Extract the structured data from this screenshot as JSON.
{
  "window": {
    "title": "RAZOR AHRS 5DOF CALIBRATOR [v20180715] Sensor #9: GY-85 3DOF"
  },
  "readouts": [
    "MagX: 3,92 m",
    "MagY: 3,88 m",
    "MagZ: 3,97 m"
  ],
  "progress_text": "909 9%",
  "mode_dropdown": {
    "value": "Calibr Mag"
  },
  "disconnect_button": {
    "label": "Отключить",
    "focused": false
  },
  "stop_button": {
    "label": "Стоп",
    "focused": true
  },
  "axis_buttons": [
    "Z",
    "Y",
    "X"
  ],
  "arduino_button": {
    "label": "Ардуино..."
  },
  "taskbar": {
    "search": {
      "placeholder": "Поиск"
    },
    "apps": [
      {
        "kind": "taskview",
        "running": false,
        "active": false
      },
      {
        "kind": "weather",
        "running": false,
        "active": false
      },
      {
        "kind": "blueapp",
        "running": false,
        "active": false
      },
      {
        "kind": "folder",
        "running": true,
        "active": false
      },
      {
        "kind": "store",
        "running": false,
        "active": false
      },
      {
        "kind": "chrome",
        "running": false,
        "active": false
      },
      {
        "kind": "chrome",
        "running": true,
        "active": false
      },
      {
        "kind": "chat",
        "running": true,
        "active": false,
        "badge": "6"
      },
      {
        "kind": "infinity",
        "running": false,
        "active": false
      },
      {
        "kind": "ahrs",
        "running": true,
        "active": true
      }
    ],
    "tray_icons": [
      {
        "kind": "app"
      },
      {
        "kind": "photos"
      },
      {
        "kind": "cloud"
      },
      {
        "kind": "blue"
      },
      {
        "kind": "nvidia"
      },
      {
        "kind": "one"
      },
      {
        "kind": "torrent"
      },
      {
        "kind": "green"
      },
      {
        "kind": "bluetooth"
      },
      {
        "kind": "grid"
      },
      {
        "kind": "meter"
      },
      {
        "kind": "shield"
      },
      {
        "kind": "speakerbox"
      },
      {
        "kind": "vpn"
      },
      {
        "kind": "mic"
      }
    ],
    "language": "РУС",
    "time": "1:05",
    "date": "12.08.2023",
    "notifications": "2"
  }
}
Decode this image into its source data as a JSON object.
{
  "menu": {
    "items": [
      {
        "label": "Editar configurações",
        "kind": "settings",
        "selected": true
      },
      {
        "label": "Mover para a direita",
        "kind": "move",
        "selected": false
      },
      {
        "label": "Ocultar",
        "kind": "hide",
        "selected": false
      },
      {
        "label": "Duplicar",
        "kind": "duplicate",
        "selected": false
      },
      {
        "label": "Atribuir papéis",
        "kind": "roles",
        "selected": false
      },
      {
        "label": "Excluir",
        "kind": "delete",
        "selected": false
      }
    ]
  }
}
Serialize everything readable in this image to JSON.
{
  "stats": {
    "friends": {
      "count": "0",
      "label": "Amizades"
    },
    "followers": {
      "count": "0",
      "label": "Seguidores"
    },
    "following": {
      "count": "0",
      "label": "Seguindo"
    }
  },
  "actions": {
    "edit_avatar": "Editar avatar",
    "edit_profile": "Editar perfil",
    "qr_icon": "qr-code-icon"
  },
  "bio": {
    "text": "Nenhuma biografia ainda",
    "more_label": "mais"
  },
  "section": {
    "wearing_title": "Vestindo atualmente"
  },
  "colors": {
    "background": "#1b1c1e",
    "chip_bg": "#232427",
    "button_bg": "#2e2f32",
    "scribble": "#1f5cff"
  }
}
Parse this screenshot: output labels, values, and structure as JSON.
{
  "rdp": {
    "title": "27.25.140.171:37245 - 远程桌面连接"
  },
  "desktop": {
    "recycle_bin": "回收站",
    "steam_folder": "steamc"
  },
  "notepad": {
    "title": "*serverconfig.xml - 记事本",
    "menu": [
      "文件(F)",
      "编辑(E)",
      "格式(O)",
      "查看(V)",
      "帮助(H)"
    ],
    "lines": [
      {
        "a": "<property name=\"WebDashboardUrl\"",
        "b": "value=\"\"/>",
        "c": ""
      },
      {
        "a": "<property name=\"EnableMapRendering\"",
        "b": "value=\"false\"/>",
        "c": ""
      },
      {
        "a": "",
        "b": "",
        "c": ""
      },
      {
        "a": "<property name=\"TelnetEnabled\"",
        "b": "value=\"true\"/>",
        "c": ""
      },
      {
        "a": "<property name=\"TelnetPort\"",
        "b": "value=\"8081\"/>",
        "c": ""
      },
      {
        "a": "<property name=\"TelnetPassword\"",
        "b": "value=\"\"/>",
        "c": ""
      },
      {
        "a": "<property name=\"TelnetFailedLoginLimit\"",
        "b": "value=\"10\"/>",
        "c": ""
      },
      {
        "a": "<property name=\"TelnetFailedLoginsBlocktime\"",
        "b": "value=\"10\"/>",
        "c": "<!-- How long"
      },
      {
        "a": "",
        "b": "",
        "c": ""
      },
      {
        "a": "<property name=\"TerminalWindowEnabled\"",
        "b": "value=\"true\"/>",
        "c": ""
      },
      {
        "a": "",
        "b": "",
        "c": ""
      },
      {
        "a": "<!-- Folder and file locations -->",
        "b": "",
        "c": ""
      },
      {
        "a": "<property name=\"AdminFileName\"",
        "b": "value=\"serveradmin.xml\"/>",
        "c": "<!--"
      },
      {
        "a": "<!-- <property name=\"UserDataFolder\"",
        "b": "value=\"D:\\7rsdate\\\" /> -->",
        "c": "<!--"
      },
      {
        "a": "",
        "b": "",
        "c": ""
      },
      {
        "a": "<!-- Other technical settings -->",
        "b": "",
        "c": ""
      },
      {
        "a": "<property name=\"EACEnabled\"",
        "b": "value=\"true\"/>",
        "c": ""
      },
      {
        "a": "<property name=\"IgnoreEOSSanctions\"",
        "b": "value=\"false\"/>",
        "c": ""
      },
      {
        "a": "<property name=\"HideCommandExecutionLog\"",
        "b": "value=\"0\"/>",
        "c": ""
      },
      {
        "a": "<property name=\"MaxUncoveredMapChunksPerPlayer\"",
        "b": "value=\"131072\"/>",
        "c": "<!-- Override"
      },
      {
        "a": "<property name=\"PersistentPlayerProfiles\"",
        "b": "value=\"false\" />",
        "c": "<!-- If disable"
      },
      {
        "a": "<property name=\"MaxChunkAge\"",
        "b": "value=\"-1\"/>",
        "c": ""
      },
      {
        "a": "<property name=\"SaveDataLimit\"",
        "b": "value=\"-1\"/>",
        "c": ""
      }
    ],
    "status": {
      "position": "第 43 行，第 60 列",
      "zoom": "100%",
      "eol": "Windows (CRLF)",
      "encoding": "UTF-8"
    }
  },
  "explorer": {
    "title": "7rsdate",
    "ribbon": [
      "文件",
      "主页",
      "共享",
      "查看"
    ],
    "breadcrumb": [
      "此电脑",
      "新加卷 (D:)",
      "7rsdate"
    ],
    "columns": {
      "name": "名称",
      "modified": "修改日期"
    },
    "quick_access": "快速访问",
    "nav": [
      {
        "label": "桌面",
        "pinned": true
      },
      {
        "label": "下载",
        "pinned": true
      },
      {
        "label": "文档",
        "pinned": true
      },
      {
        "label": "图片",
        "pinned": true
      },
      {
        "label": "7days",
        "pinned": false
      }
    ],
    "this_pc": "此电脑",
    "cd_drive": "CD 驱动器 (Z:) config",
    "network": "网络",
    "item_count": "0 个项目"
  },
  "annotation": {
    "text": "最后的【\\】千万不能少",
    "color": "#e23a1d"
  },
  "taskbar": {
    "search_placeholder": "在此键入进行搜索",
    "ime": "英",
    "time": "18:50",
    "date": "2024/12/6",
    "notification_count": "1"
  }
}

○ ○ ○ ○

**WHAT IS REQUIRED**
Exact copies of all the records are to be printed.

**TASK RESPONSE**
Extract the structured data from this screenshot as JSON.
{
  "window": {
    "title": "RAZOR AHRS 5DOF CALIBRATOR [v20180715] Sensor #9: GY-85 3DOF"
  },
  "readouts": [
    "MagX: 3,92 m",
    "MagY: 3,88 m",
    "MagZ: 3,97 m"
  ],
  "progress_text": "909 9%",
  "mode_dropdown": {
    "value": "Calibr Mag"
  },
  "disconnect_button": {
    "label": "Отключить",
    "focused": false
  },
  "stop_button": {
    "label": "Стоп",
    "focused": true
  },
  "axis_buttons": [
    "Z",
    "Y",
    "X"
  ],
  "arduino_button": {
    "label": "Ардуино..."
  },
  "taskbar": {
    "search": {
      "placeholder": "Поиск"
    },
    "apps": [
      {
        "kind": "taskview",
        "running": false,
        "active": false
      },
      {
        "kind": "weather",
        "running": false,
        "active": false
      },
      {
        "kind": "blueapp",
        "running": false,
        "active": false
      },
      {
        "kind": "folder",
        "running": true,
        "active": false
      },
      {
        "kind": "store",
        "running": false,
        "active": false
      },
      {
        "kind": "chrome",
        "running": false,
        "active": false
      },
      {
        "kind": "chrome",
        "running": true,
        "active": false
      },
      {
        "kind": "chat",
        "running": true,
        "active": false,
        "badge": "6"
      },
      {
        "kind": "infinity",
        "running": false,
        "active": false
      },
      {
        "kind": "ahrs",
        "running": true,
        "active": true
      }
    ],
    "tray_icons": [
      {
        "kind": "app"
      },
      {
        "kind": "photos"
      },
      {
        "kind": "cloud"
      },
      {
        "kind": "blue"
      },
      {
        "kind": "nvidia"
      },
      {
        "kind": "one"
      },
      {
        "kind": "torrent"
      },
      {
        "kind": "green"
      },
      {
        "kind": "bluetooth"
      },
      {
        "kind": "grid"
      },
      {
        "kind": "meter"
      },
      {
        "kind": "shield"
      },
      {
        "kind": "speakerbox"
      },
      {
        "kind": "vpn"
      },
      {
        "kind": "mic"
      }
    ],
    "language": "РУС",
    "time": "1:05",
    "date": "12.08.2023",
    "notifications": "2"
  }
}
Decode this image into its source data as a JSON object.
{
  "menu": {
    "items": [
      {
        "label": "Editar configurações",
        "kind": "settings",
        "selected": true
      },
      {
        "label": "Mover para a direita",
        "kind": "move",
        "selected": false
      },
      {
        "label": "Ocultar",
        "kind": "hide",
        "selected": false
      },
      {
        "label": "Duplicar",
        "kind": "duplicate",
        "selected": false
      },
      {
        "label": "Atribuir papéis",
        "kind": "roles",
        "selected": false
      },
      {
        "label": "Excluir",
        "kind": "delete",
        "selected": false
      }
    ]
  }
}
Serialize everything readable in this image to JSON.
{
  "stats": {
    "friends": {
      "count": "0",
      "label": "Amizades"
    },
    "followers": {
      "count": "0",
      "label": "Seguidores"
    },
    "following": {
      "count": "0",
      "label": "Seguindo"
    }
  },
  "actions": {
    "edit_avatar": "Editar avatar",
    "edit_profile": "Editar perfil",
    "qr_icon": "qr-code-icon"
  },
  "bio": {
    "text": "Nenhuma biografia ainda",
    "more_label": "mais"
  },
  "section": {
    "wearing_title": "Vestindo atualmente"
  },
  "colors": {
    "background": "#1b1c1e",
    "chip_bg": "#232427",
    "button_bg": "#2e2f32",
    "scribble": "#1f5cff"
  }
}
Parse this screenshot: output labels, values, and structure as JSON.
{
  "rdp": {
    "title": "27.25.140.171:37245 - 远程桌面连接"
  },
  "desktop": {
    "recycle_bin": "回收站",
    "steam_folder": "steamc"
  },
  "notepad": {
    "title": "*serverconfig.xml - 记事本",
    "menu": [
      "文件(F)",
      "编辑(E)",
      "格式(O)",
      "查看(V)",
      "帮助(H)"
    ],
    "lines": [
      {
        "a": "<property name=\"WebDashboardUrl\"",
        "b": "value=\"\"/>",
        "c": ""
      },
      {
        "a": "<property name=\"EnableMapRendering\"",
        "b": "value=\"false\"/>",
        "c": ""
      },
      {
        "a": "",
        "b": "",
        "c": ""
      },
      {
        "a": "<property name=\"TelnetEnabled\"",
        "b": "value=\"true\"/>",
        "c": ""
      },
      {
        "a": "<property name=\"TelnetPort\"",
        "b": "value=\"8081\"/>",
        "c": ""
      },
      {
        "a": "<property name=\"TelnetPassword\"",
        "b": "value=\"\"/>",
        "c": ""
      },
      {
        "a": "<property name=\"TelnetFailedLoginLimit\"",
        "b": "value=\"10\"/>",
        "c": ""
      },
      {
        "a": "<property name=\"TelnetFailedLoginsBlocktime\"",
        "b": "value=\"10\"/>",
        "c": "<!-- How long"
      },
      {
        "a": "",
        "b": "",
        "c": ""
      },
      {
        "a": "<property name=\"TerminalWindowEnabled\"",
        "b": "value=\"true\"/>",
        "c": ""
      },
      {
        "a": "",
        "b": "",
        "c": ""
      },
      {
        "a": "<!-- Folder and file locations -->",
        "b": "",
        "c": ""
      },
      {
        "a": "<property name=\"AdminFileName\"",
        "b": "value=\"serveradmin.xml\"/>",
        "c": "<!--"
      },
      {
        "a": "<!-- <property name=\"UserDataFolder\"",
        "b": "value=\"D:\\7rsdate\\\" /> -->",
        "c": "<!--"
      },
      {
        "a": "",
        "b": "",
        "c": ""
      },
      {
        "a": "<!-- Other technical settings -->",
        "b": "",
        "c": ""
      },
      {
        "a": "<property name=\"EACEnabled\"",
        "b": "value=\"true\"/>",
        "c": ""
      },
      {
        "a": "<property name=\"IgnoreEOSSanctions\"",
        "b": "value=\"false\"/>",
        "c": ""
      },
      {
        "a": "<property name=\"HideCommandExecutionLog\"",
        "b": "value=\"0\"/>",
        "c": ""
      },
      {
        "a": "<property name=\"MaxUncoveredMapChunksPerPlayer\"",
        "b": "value=\"131072\"/>",
        "c": "<!-- Override"
      },
      {
        "a": "<property name=\"PersistentPlayerProfiles\"",
        "b": "value=\"false\" />",
        "c": "<!-- If disable"
      },
      {
        "a": "<property name=\"MaxChunkAge\"",
        "b": "value=\"-1\"/>",
        "c": ""
      },
      {
        "a": "<property name=\"SaveDataLimit\"",
        "b": "value=\"-1\"/>",
        "c": ""
      }
    ],
    "status": {
      "position": "第 43 行，第 60 列",
      "zoom": "100%",
      "eol": "Windows (CRLF)",
      "encoding": "UTF-8"
    }
  },
  "explorer": {
    "title": "7rsdate",
    "ribbon": [
      "文件",
      "主页",
      "共享",
      "查看"
    ],
    "breadcrumb": [
      "此电脑",
      "新加卷 (D:)",
      "7rsdate"
    ],
    "columns": {
      "name": "名称",
      "modified": "修改日期"
    },
    "quick_access": "快速访问",
    "nav": [
      {
        "label": "桌面",
        "pinned": true
      },
      {
        "label": "下载",
        "pinned": true
      },
      {
        "label": "文档",
        "pinned": true
      },
      {
        "label": "图片",
        "pinned": true
      },
      {
        "label": "7days",
        "pinned": false
      }
    ],
    "this_pc": "此电脑",
    "cd_drive": "CD 驱动器 (Z:) config",
    "network": "网络",
    "item_count": "0 个项目"
  },
  "annotation": {
    "text": "最后的【\\】千万不能少",
    "color": "#e23a1d"
  },
  "taskbar": {
    "search_placeholder": "在此键入进行搜索",
    "ime": "英",
    "time": "18:50",
    "date": "2024/12/6",
    "notification_count": "1"
  }
}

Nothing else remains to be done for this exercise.